I was discussing the bailing out of Lloyd’s Bank (a large U.K. bank) with a friend. I raised the point that Tesco (a large supermarket) is also continuing to struggle after their accounting scandal, and associated large debts. It also recently had a large drop in the values of its shares, partly due to the difficulty for retailers.
We both agreed that there’s a high likelihood that the government would be forced to bail out Tesco in the event of bankruptcy, in a similar vein to the Lloyds Bank bailout.
It’s unlikely that the remaining supermarkets would be able to absorb the increased demand, and there would be huge food shortages while Tesco’s suppliers negotiated new contracts to supply the remaining supermarkets. It would also be a challenge to get customers through the checkouts quickly enough, or restock the shelves with the current staffing levels.
It would also cause a large number of local monopolies; locations where there were two separate supermarkets, but, after the closure of the Tesco store, are now only serviced by one company.

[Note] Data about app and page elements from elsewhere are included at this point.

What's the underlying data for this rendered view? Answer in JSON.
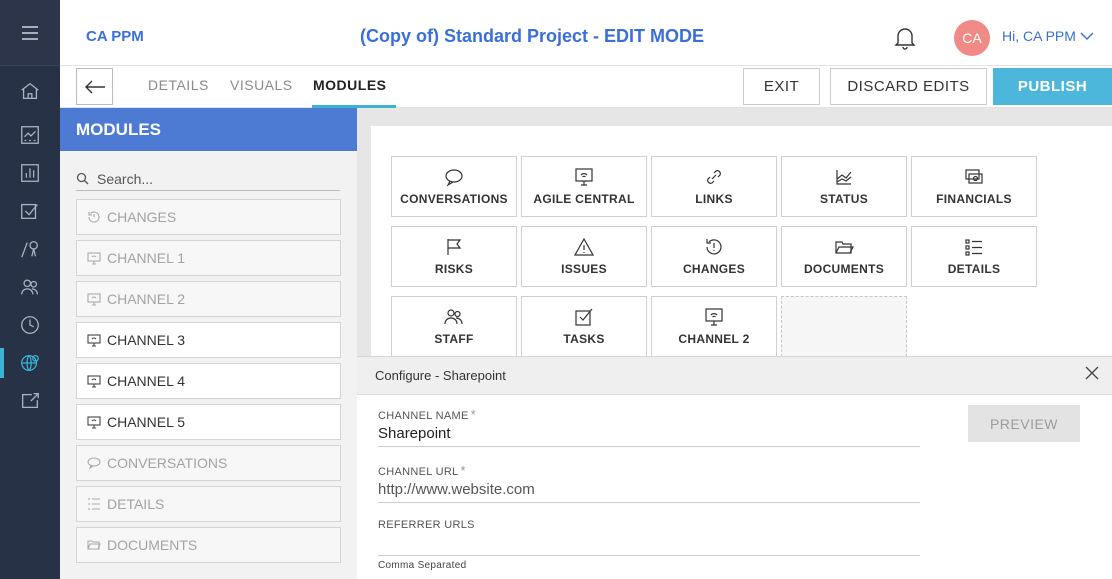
{
  "header": {
    "brand": "CA PPM",
    "title": "(Copy of) Standard Project - EDIT MODE",
    "avatar_initials": "CA",
    "greeting": "Hi, CA PPM"
  },
  "tabs": {
    "details": "DETAILS",
    "visuals": "VISUALS",
    "modules": "MODULES"
  },
  "actions": {
    "exit": "EXIT",
    "discard": "DISCARD EDITS",
    "publish": "PUBLISH"
  },
  "modules_panel": {
    "heading": "MODULES",
    "search_placeholder": "Search...",
    "items": [
      {
        "label": "CHANGES",
        "icon": "changes-icon",
        "dim": true
      },
      {
        "label": "CHANNEL 1",
        "icon": "channel-icon",
        "dim": true
      },
      {
        "label": "CHANNEL 2",
        "icon": "channel-icon",
        "dim": true
      },
      {
        "label": "CHANNEL 3",
        "icon": "channel-icon",
        "dim": false
      },
      {
        "label": "CHANNEL 4",
        "icon": "channel-icon",
        "dim": false
      },
      {
        "label": "CHANNEL 5",
        "icon": "channel-icon",
        "dim": false
      },
      {
        "label": "CONVERSATIONS",
        "icon": "conversations-icon",
        "dim": true
      },
      {
        "label": "DETAILS",
        "icon": "details-icon",
        "dim": true
      },
      {
        "label": "DOCUMENTS",
        "icon": "documents-icon",
        "dim": true
      }
    ]
  },
  "tiles": [
    {
      "label": "CONVERSATIONS",
      "icon": "speech-bubble-icon"
    },
    {
      "label": "AGILE CENTRAL",
      "icon": "monitor-wifi-icon"
    },
    {
      "label": "LINKS",
      "icon": "link-icon"
    },
    {
      "label": "STATUS",
      "icon": "chart-icon"
    },
    {
      "label": "FINANCIALS",
      "icon": "money-icon"
    },
    {
      "label": "RISKS",
      "icon": "flag-icon"
    },
    {
      "label": "ISSUES",
      "icon": "warning-icon"
    },
    {
      "label": "CHANGES",
      "icon": "changes-icon"
    },
    {
      "label": "DOCUMENTS",
      "icon": "folder-icon"
    },
    {
      "label": "DETAILS",
      "icon": "list-icon"
    },
    {
      "label": "STAFF",
      "icon": "people-icon"
    },
    {
      "label": "TASKS",
      "icon": "checkbox-icon"
    },
    {
      "label": "CHANNEL 2",
      "icon": "monitor-wifi-icon"
    }
  ],
  "config": {
    "title": "Configure - Sharepoint",
    "channel_name_label": "CHANNEL NAME",
    "channel_name_value": "Sharepoint",
    "channel_url_label": "CHANNEL URL",
    "channel_url_value": "http://www.website.com",
    "referrer_label": "REFERRER URLS",
    "referrer_value": "",
    "referrer_hint": "Comma Separated",
    "preview": "PREVIEW",
    "required_mark": "*"
  },
  "colors": {
    "rail": "#283246",
    "accent_blue": "#3a6fd8",
    "module_header": "#4d7bd3",
    "publish": "#4cb7db",
    "avatar": "#f08a86"
  }
}
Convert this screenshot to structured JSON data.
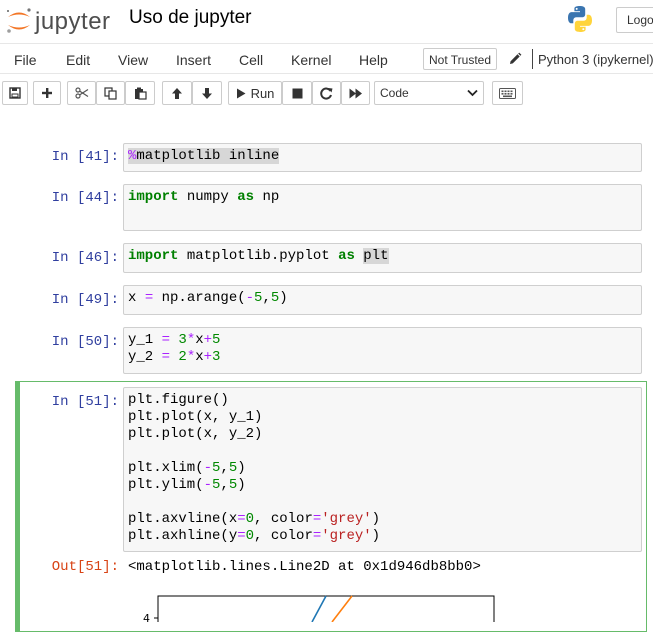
{
  "header": {
    "logo_text": "jupyter",
    "notebook_title": "Uso de jupyter",
    "logout_label": "Logout"
  },
  "menubar": {
    "items": [
      "File",
      "Edit",
      "View",
      "Insert",
      "Cell",
      "Kernel",
      "Help"
    ],
    "trusted_label": "Not Trusted",
    "kernel_name": "Python 3 (ipykernel)"
  },
  "toolbar": {
    "run_label": "Run",
    "cell_type": "Code"
  },
  "cells": [
    {
      "prompt": "In [41]:",
      "lines": [
        "%matplotlib inline"
      ]
    },
    {
      "prompt": "In [44]:",
      "lines": [
        "import numpy as np",
        ""
      ]
    },
    {
      "prompt": "In [46]:",
      "lines": [
        "import matplotlib.pyplot as plt"
      ]
    },
    {
      "prompt": "In [49]:",
      "lines": [
        "x = np.arange(-5,5)"
      ]
    },
    {
      "prompt": "In [50]:",
      "lines": [
        "y_1 = 3*x+5",
        "y_2 = 2*x+3"
      ]
    },
    {
      "prompt": "In [51]:",
      "lines": [
        "plt.figure()",
        "plt.plot(x, y_1)",
        "plt.plot(x, y_2)",
        "",
        "plt.xlim(-5,5)",
        "plt.ylim(-5,5)",
        "",
        "plt.axvline(x=0, color='grey')",
        "plt.axhline(y=0, color='grey')"
      ]
    }
  ],
  "output": {
    "prompt": "Out[51]:",
    "text": "<matplotlib.lines.Line2D at 0x1d946db8bb0>"
  },
  "plot": {
    "ytick_visible": "4",
    "series_colors": [
      "#1f77b4",
      "#ff7f0e"
    ]
  }
}
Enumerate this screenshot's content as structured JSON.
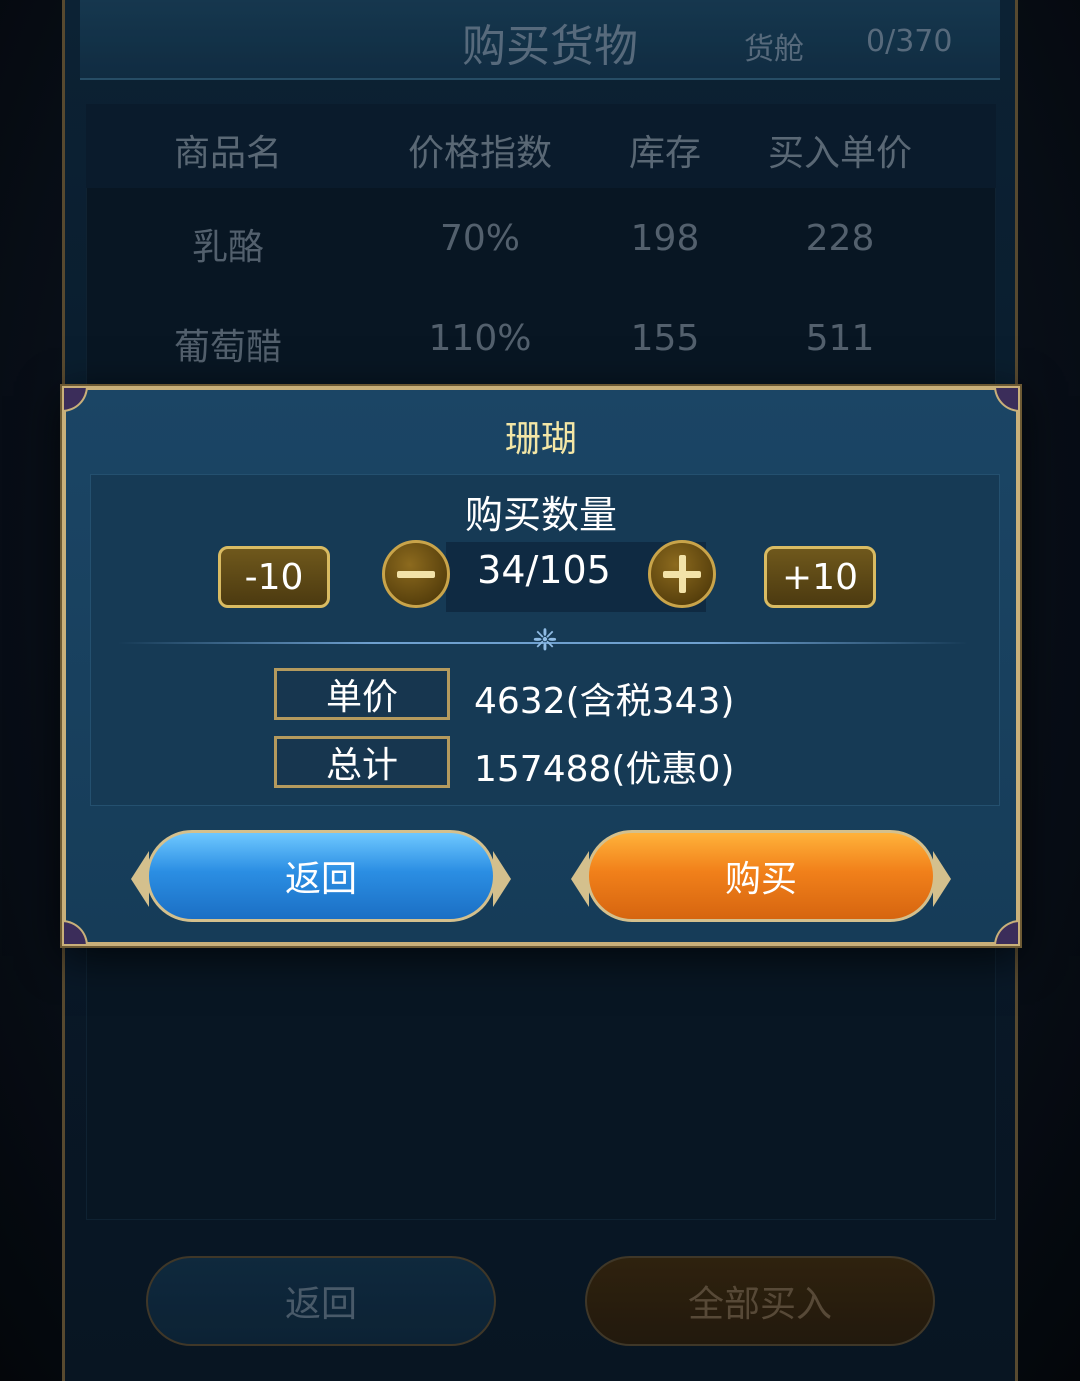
{
  "background": {
    "title": "购买货物",
    "hold_label": "货舱",
    "hold_value": "0/370",
    "table": {
      "headers": [
        "商品名",
        "价格指数",
        "库存",
        "买入单价"
      ],
      "rows": [
        [
          "乳酪",
          "70%",
          "198",
          "228"
        ],
        [
          "葡萄醋",
          "110%",
          "155",
          "511"
        ]
      ]
    },
    "buttons": {
      "back": "返回",
      "buy_all": "全部买入"
    }
  },
  "dialog": {
    "item_name": "珊瑚",
    "quantity_label": "购买数量",
    "minus10_label": "-10",
    "plus10_label": "+10",
    "quantity_value": "34/105",
    "unit_price_label": "单价",
    "unit_price_value": "4632(含税343)",
    "total_label": "总计",
    "total_value": "157488(优惠0)",
    "back_label": "返回",
    "buy_label": "购买"
  },
  "colors": {
    "dialog_border": "#c9b07a",
    "title_color": "#f3e6a6",
    "blue_button": "#2b8ee3",
    "orange_button": "#f1801a"
  }
}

For these reasons, or perhaps others, has any government, anywhere had to bail out a supermarket (or similar large food supplier)?